Each of the entries beneath this task should be written out exactly.

Data shown:
----

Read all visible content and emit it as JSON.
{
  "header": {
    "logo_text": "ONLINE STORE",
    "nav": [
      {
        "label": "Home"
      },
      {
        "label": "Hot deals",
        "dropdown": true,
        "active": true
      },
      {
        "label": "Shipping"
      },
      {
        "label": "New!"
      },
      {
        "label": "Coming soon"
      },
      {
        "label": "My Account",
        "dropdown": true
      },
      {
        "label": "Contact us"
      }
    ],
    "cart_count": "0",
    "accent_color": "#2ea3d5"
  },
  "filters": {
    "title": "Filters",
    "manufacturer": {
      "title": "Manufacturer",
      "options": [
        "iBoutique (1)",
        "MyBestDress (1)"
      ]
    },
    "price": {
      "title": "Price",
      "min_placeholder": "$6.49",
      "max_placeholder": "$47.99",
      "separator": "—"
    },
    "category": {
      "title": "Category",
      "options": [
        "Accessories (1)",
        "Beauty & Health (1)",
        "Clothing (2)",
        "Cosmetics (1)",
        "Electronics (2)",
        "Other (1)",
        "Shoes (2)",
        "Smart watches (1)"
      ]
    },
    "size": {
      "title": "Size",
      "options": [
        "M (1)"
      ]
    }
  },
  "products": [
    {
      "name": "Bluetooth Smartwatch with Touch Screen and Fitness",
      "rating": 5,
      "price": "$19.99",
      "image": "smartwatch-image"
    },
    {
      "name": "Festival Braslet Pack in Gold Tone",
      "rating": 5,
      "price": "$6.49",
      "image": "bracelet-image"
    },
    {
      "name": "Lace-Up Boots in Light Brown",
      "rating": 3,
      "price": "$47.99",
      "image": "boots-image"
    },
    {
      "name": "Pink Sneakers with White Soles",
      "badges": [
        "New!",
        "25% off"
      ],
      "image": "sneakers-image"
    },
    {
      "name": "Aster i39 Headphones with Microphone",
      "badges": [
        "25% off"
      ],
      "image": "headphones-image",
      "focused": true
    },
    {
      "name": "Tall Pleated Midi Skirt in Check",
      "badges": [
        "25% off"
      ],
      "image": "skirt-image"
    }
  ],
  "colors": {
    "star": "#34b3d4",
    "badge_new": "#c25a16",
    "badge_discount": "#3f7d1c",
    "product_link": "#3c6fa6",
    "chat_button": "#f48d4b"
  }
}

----

Written response:
Read all visible content and emit it as JSON.
{
  "header": {
    "logo_text": "ONLINE STORE",
    "nav": [
      {
        "label": "Home"
      },
      {
        "label": "Hot deals",
        "dropdown": true,
        "active": true
      },
      {
        "label": "Shipping"
      },
      {
        "label": "New!"
      },
      {
        "label": "Coming soon"
      },
      {
        "label": "My Account",
        "dropdown": true
      },
      {
        "label": "Contact us"
      }
    ],
    "cart_count": "0",
    "accent_color": "#2ea3d5"
  },
  "filters": {
    "title": "Filters",
    "manufacturer": {
      "title": "Manufacturer",
      "options": [
        "iBoutique (1)",
        "MyBestDress (1)"
      ]
    },
    "price": {
      "title": "Price",
      "min_placeholder": "$6.49",
      "max_placeholder": "$47.99",
      "separator": "—"
    },
    "category": {
      "title": "Category",
      "options": [
        "Accessories (1)",
        "Beauty & Health (1)",
        "Clothing (2)",
        "Cosmetics (1)",
        "Electronics (2)",
        "Other (1)",
        "Shoes (2)",
        "Smart watches (1)"
      ]
    },
    "size": {
      "title": "Size",
      "options": [
        "M (1)"
      ]
    }
  },
  "products": [
    {
      "name": "Bluetooth Smartwatch with Touch Screen and Fitness",
      "rating": 5,
      "price": "$19.99",
      "image": "smartwatch-image"
    },
    {
      "name": "Festival Braslet Pack in Gold Tone",
      "rating": 5,
      "price": "$6.49",
      "image": "bracelet-image"
    },
    {
      "name": "Lace-Up Boots in Light Brown",
      "rating": 3,
      "price": "$47.99",
      "image": "boots-image"
    },
    {
      "name": "Pink Sneakers with White Soles",
      "badges": [
        "New!",
        "25% off"
      ],
      "image": "sneakers-image"
    },
    {
      "name": "Aster i39 Headphones with Microphone",
      "badges": [
        "25% off"
      ],
      "image": "headphones-image",
      "focused": true
    },
    {
      "name": "Tall Pleated Midi Skirt in Check",
      "badges": [
        "25% off"
      ],
      "image": "skirt-image"
    }
  ],
  "colors": {
    "star": "#34b3d4",
    "badge_new": "#c25a16",
    "badge_discount": "#3f7d1c",
    "product_link": "#3c6fa6",
    "chat_button": "#f48d4b"
  }
}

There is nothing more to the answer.